The coyote’s unfortunate situation was first reported near the Coloma Club on Jan. 23, prompting several search parties to trek into the woods over the next few days. The jar appeared to prevent the coyote from eating and possibly drinking, though people reported seeing the animal submerge its entire body – jar and all – underwater on at least one occasion.
Volunteers from Gold Country Wildlife Rescue and Sierra Wildlife Rescue searched for the beleaguered mammal, with some setting traps and one person carrying a net gun on the expeditions. Their coordinated effort eventually led to the coyote’s liberation late Monday morning.
According to Luis Escobar, one of the coyote’s rescuers, a runner spotted the animal near Cherry Acres Road in the El Dorado County town of Cool. The runner called Gold Country Wildlife Rescue as she watched the coyote slink into nearby brush, which then alerted volunteers – including Escobar and his wife, Beverly – to its whereabouts.
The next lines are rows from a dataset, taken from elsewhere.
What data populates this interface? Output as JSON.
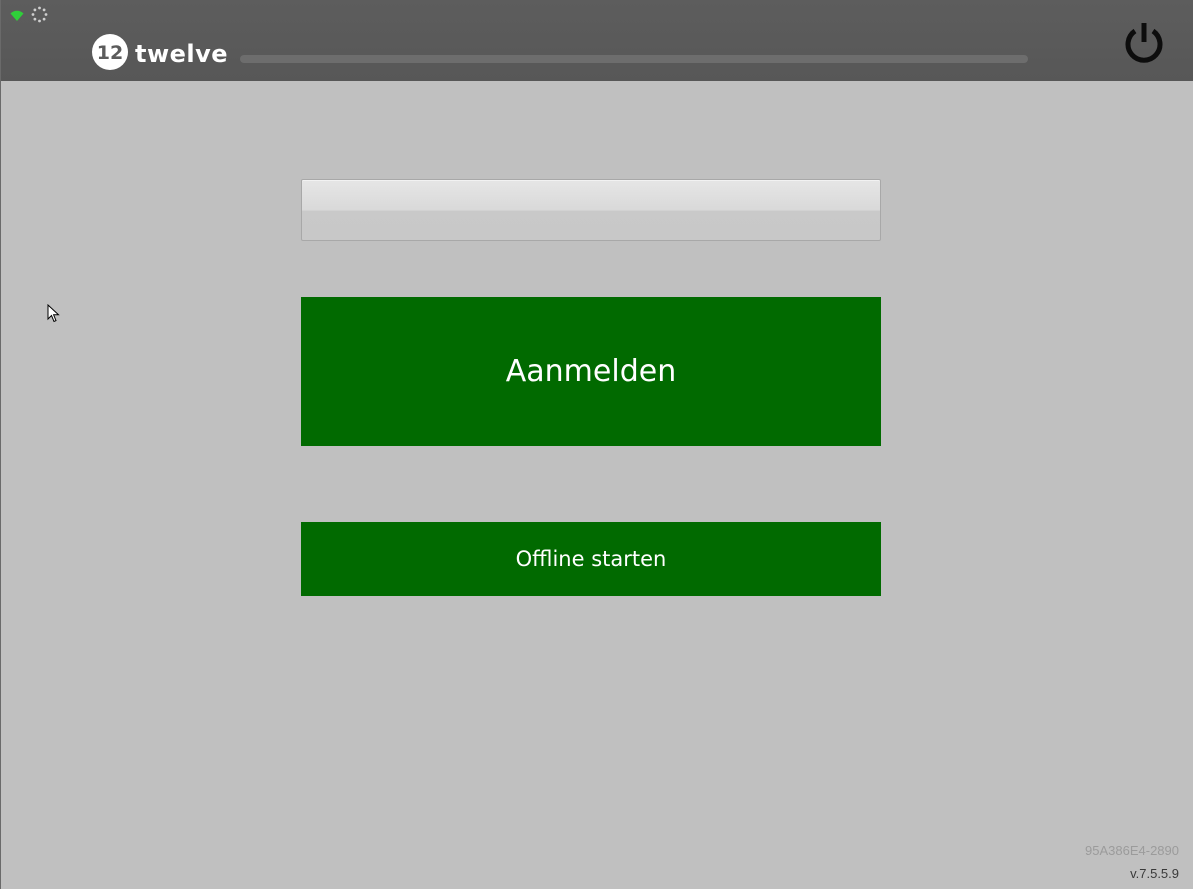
{
  "header": {
    "logo_text": "twelve",
    "logo_mark_text": "12",
    "progress_value": 0,
    "icons": {
      "wifi": "wifi-icon",
      "spinner": "loading-spinner-icon",
      "power": "power-icon"
    }
  },
  "login": {
    "input_value": "",
    "input_placeholder": "",
    "login_label": "Aanmelden",
    "offline_label": "Offline starten"
  },
  "footer": {
    "device_id": "95A386E4-2890",
    "version": "v.7.5.5.9"
  },
  "colors": {
    "header_bg": "#5b5b5b",
    "page_bg": "#c0c0c0",
    "button_green": "#016a00",
    "wifi_green": "#2fcf3a"
  }
}
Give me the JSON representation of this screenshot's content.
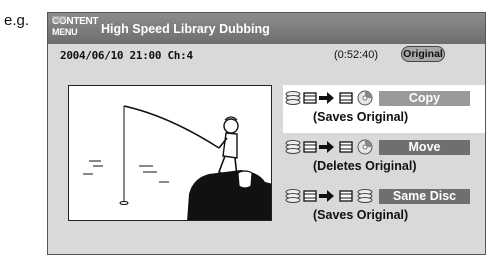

The Escobars were running with an out-of-town friend in the area.
Escobar slipped knee-deep into a creek across a network of blackberry brambles from the coyote, he said, as a crew of volunteers crept toward the animal on land. He first tried to use a net before grabbing the coyote’s tail and back of the neck, and restrained it until volunteer Ben Nuckolls brought over a crate to carry it to Cool Animal Hospital.
The container compromised the coyote’s breathing, eyesight, hearing and sense of smell, Nuckolls said. It was infested with ticks and fleas, had been sprayed by a skunk and had injuries around its ears, possibly from pawing at the container in a vain attempt to remove it.
Weakened by hunger and thirst, the 15-pound coyote wasn’t in any condition to be chemically sedated, Nuckolls said. That meant he had to strap leather hobbles around its ankles and cut the container off at Cool Animal Hospital while it bit the catch pole draped around its neck.
“She still had some fire in her,” Nuckolls said. “If she hadn’t bit the pole I would have been more concerned, but that was a good sign. It showed she was still wild.”
The coyote received an IV fluid at Gold Country Wildlife Rescue’s Auburn headquarters Monday evening, and drank water on its own Tuesday morning, Nuckolls said.